Idly surfing architecture sites like I sometimes do, I stumbled across this 1899 image of the throne room in the Bardo Palace, Tunisia. Fascinated by the combination of traditional Islamic architecture and European decoration, I started searching for more information about the Palace.
It seems that the Bardo is a medieval palace complex that was long a favorite residence of the Ottoman Beys (governors) of Tunisia, much renovated and enlarged in the nineteenth century. Above, the Tribunal Chamber.
And the last of the three 1899 images I found, the Lion Steps.
Today the palace is a popular museum. Hard to say how much it has been altered in recent decades, but it still retains that bizarre mix of medieval Islam and the modern west. What is up with the cannons over that door?
There are certainly are some lovely spaces. But I miss the crazy accumulation of chairs, clocks and so on in the 1899 pictures.
On the other hand the museum contains what looks like a magnificent array of ancient artifacts, especially Roman statuary and mosaics.

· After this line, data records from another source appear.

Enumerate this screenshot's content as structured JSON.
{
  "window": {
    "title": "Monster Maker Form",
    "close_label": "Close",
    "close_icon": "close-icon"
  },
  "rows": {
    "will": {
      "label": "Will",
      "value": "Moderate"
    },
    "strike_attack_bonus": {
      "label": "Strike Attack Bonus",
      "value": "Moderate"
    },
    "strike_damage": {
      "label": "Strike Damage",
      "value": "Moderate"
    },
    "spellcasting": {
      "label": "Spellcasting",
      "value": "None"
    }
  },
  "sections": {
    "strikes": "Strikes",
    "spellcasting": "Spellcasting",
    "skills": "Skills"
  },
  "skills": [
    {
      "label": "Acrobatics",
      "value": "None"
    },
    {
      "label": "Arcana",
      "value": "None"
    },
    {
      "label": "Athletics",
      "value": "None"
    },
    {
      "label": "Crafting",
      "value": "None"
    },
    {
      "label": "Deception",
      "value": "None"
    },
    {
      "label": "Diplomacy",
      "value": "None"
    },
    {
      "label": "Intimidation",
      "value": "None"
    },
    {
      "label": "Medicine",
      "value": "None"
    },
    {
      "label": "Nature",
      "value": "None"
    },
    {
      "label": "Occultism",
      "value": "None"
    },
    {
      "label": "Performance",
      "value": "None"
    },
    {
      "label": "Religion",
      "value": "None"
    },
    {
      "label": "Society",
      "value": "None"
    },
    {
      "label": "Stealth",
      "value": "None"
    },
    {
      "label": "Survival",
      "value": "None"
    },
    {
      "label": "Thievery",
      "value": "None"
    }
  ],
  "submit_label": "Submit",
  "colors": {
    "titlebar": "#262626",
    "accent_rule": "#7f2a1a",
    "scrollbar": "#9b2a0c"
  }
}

And then there are these gravestones from the infamous tophet at Carthage. According to the museum, the one below is a representation of the Carthaginian pantheon.